• July 11th 2006, 01:42 PM
ThePerfectHacker
To find C you note that it is a turning point.
Thus,
$f'(x)=0$
Since,
$f(x)=(x-2)^2(2x-1)$
The derivative is, (product rule)
$f'(x)=((x-2)^2)'(2x-1)+(x-2)^2(2x-1)'$
Use the chain rule now,
$f'(x)=2(x-2)(2x-1)+2(x-2)^2$
Factor,
$f'(x)=2(x-2)[(2x-1)+(x-2)]$
Simplfy,
$f'(x)=2(x-2)(3x-3)$
You can factor again,
$f'(x)=6(x-2)(x-1)$
Set equal to zero,
$6(x-2)(x-1)=0$
Divide by 6,
$(x-2)(x-1)=0$
Each factor equal to zero,
$x-2=0\rightarrow x=2$
$x-1=0\rightarrow x=1$
One of these points is C and one is D, but which one is it?
Note C is to the left of D thus C<D.
Thus,
$x=1$
• July 16th 2006, 08:33 AM
NeF
Thanks. I havent seen that way of solving it like that. I agree that C is 1 but look where it is on the graph. But how can C be (1;0) look where it is on the grapg. That pos means that it has a x and y value. I am confused about that
• July 16th 2006, 08:39 AM
Quick
I would also like to know how to solve for y PH
do you just substitute x=1 into the original equation?
• July 16th 2006, 09:10 AM
ThePerfectHacker
Quote:

Originally Posted by Quick
I would also like to know how to solve for y PH
do you just substitute x=1 into the original equation?

Yes,
so the point is
$(1,1)$, not what you said NeF, $(1,0)$ that is wrong.
----
I think what your problem is. You are thinking since it is a turning point it is zero. Wrong! The derivative is zero, not necessarily the point is zero.

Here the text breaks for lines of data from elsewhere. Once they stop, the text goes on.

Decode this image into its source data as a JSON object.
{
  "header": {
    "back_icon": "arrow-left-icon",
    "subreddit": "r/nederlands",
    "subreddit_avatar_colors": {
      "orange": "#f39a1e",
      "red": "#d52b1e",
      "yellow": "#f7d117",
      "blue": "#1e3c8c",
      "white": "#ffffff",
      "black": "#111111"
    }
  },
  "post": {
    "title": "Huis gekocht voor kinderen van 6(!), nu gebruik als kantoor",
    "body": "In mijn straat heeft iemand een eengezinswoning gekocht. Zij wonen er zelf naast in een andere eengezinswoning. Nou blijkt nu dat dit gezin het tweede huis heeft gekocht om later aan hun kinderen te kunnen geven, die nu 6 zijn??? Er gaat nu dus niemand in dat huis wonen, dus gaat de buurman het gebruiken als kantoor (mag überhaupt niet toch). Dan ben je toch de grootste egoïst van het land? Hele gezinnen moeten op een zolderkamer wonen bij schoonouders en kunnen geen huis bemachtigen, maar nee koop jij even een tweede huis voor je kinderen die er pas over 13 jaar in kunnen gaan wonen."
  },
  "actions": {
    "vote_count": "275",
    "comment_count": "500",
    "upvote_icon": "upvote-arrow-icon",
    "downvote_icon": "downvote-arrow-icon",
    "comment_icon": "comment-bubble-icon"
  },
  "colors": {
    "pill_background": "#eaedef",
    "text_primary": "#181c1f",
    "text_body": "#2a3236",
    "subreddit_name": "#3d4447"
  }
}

• July 16th 2006, 02:38 PM
NeF
thanx for clearing that up